What you have to do: The word "data" may appear in some of the lines below. State how many lines contain it, and write only that number.
= Beginning of Section =
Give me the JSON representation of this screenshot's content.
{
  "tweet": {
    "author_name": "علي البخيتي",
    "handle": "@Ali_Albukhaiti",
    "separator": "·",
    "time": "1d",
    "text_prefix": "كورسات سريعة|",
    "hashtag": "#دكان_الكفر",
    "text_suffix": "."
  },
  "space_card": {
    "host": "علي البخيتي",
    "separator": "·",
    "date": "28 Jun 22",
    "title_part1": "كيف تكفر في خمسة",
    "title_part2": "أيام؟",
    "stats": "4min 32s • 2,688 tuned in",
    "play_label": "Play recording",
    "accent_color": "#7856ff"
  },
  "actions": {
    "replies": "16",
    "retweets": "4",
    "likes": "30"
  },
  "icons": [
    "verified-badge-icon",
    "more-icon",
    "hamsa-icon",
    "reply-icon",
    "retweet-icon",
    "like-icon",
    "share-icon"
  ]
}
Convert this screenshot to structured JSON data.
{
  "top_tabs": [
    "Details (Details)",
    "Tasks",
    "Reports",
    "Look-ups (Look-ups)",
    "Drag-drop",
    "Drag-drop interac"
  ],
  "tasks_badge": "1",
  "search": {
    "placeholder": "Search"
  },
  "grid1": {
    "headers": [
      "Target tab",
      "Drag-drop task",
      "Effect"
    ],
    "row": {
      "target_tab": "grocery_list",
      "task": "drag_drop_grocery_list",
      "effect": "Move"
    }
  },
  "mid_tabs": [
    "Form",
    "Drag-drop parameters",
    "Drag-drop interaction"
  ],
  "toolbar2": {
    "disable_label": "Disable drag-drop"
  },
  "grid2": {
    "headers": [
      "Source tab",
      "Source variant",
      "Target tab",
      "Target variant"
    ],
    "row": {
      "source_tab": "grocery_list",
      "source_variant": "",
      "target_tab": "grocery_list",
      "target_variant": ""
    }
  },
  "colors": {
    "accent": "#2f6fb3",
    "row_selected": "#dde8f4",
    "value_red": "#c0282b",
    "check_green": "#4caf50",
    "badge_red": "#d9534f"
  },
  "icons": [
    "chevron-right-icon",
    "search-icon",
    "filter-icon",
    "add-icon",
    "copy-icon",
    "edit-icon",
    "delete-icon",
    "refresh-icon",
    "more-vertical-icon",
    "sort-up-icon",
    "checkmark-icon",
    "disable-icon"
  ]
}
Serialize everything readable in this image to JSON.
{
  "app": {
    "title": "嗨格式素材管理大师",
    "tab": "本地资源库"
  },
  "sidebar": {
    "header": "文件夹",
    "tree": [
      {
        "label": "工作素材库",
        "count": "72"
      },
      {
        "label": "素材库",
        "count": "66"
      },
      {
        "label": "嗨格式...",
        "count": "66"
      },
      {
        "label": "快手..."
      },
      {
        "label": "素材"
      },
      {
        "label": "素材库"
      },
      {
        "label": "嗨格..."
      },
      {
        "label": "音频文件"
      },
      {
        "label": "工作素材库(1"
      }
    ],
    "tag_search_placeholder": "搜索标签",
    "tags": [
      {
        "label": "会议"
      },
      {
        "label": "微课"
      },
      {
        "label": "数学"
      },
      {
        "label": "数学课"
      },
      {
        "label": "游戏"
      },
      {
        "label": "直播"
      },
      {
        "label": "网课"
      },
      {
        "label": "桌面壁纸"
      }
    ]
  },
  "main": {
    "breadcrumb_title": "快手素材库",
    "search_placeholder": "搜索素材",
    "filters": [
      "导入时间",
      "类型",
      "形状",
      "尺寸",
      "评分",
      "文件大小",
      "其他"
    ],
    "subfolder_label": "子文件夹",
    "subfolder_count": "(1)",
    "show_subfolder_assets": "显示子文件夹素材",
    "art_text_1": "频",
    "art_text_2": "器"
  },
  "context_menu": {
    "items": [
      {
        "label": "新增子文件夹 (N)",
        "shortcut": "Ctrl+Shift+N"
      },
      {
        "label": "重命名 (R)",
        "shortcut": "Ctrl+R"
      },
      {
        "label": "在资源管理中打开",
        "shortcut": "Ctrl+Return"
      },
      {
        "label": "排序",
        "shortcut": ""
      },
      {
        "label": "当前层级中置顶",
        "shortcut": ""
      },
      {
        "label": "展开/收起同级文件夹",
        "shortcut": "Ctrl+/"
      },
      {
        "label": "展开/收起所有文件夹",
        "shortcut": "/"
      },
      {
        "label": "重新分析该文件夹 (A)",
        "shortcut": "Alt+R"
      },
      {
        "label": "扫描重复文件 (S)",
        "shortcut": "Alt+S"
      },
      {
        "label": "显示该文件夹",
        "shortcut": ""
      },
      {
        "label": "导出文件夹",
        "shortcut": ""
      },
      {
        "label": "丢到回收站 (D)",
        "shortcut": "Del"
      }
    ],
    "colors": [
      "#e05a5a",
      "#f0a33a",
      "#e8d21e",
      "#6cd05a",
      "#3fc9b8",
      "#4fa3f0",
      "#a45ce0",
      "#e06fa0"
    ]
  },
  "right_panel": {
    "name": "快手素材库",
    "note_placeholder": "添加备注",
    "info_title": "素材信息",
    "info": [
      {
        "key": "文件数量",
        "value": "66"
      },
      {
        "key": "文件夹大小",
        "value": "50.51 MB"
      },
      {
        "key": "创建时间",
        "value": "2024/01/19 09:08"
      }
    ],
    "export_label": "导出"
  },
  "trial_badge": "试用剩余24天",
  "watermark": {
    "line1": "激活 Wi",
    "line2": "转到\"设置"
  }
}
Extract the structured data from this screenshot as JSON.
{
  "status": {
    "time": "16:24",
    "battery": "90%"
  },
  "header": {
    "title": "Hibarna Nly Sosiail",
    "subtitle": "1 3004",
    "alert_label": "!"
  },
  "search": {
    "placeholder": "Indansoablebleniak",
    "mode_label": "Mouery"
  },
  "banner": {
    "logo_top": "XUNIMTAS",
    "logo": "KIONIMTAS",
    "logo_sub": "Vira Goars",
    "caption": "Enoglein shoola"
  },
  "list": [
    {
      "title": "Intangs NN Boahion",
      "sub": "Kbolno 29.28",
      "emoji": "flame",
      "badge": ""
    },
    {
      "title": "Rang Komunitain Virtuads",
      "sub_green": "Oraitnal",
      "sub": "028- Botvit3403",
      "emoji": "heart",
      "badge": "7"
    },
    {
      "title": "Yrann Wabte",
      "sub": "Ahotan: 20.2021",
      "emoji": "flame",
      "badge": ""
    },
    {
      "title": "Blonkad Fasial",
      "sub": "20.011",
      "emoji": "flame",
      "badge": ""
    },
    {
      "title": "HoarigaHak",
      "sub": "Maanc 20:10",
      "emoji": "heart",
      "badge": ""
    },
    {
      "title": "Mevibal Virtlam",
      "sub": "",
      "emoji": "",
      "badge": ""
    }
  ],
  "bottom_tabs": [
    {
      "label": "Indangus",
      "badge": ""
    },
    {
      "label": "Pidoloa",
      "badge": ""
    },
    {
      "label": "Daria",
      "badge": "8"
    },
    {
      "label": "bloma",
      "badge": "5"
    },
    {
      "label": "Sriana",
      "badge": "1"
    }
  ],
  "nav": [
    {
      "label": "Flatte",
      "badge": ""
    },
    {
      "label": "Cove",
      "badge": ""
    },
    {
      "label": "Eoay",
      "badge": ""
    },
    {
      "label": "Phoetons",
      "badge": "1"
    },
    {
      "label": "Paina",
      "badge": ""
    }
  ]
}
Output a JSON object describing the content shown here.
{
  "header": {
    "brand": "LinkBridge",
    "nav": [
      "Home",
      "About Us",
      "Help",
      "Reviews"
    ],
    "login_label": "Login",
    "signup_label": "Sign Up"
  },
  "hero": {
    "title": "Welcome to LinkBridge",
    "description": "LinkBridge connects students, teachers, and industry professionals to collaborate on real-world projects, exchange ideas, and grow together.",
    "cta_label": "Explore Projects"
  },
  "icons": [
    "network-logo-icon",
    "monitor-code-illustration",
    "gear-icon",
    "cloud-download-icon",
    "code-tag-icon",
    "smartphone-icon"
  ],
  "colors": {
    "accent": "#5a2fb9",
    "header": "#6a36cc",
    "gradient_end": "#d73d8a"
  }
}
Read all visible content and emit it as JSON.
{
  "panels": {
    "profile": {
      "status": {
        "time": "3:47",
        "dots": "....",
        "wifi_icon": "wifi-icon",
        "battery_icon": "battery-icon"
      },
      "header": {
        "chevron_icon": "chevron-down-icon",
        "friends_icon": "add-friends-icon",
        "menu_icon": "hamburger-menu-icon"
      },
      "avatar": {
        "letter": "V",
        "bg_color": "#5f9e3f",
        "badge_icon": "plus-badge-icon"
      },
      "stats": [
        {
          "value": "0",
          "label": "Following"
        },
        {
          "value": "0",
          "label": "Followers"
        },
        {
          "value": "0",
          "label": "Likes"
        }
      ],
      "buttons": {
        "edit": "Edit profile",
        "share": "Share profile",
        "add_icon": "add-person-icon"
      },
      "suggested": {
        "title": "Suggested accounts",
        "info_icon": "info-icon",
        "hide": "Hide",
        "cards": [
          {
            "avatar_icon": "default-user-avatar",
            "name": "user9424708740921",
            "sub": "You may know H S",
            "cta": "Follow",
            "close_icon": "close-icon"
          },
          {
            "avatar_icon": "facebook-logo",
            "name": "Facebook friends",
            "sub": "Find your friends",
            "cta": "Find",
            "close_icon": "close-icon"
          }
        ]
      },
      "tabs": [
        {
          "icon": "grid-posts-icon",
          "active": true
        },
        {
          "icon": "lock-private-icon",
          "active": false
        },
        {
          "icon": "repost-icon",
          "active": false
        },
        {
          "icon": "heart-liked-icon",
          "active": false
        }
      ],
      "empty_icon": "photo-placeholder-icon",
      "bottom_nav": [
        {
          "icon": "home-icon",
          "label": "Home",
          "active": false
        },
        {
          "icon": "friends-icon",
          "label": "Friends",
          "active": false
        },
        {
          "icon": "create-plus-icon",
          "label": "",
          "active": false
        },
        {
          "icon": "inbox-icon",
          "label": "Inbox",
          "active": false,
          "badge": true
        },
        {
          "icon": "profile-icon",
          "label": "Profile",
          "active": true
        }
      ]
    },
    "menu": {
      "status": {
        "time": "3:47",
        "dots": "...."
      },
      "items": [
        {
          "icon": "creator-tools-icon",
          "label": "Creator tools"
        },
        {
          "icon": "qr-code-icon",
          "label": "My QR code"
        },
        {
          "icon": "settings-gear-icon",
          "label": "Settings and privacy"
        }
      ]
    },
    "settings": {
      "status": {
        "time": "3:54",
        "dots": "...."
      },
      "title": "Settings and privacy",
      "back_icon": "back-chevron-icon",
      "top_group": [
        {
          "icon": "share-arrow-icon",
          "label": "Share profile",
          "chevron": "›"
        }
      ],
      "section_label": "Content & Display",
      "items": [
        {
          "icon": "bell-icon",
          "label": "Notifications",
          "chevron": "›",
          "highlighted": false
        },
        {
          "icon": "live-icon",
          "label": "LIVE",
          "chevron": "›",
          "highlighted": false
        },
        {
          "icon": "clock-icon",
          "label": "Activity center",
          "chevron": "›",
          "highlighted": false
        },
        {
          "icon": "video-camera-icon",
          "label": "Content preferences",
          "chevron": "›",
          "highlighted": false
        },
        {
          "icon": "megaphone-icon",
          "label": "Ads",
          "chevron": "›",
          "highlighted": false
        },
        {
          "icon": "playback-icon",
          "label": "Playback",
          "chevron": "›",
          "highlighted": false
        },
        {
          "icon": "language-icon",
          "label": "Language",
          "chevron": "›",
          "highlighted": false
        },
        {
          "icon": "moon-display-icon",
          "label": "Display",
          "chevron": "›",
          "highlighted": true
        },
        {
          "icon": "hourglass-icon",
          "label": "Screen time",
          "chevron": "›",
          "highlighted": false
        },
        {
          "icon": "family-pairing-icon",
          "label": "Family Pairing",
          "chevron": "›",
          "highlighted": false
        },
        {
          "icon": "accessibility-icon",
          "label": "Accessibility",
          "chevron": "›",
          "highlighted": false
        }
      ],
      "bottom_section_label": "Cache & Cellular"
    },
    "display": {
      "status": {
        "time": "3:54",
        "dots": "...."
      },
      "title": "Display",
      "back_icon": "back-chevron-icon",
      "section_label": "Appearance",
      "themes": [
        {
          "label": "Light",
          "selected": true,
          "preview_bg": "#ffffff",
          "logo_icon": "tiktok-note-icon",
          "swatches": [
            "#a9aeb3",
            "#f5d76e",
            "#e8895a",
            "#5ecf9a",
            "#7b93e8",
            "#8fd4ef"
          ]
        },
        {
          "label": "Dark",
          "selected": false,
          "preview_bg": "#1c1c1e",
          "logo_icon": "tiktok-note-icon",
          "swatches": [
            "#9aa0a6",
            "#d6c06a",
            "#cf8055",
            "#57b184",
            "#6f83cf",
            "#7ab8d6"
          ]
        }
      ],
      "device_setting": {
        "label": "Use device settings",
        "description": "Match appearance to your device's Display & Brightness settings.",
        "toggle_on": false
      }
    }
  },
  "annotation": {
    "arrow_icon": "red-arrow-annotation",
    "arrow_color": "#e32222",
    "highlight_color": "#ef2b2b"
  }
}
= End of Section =
Answer to this task: 2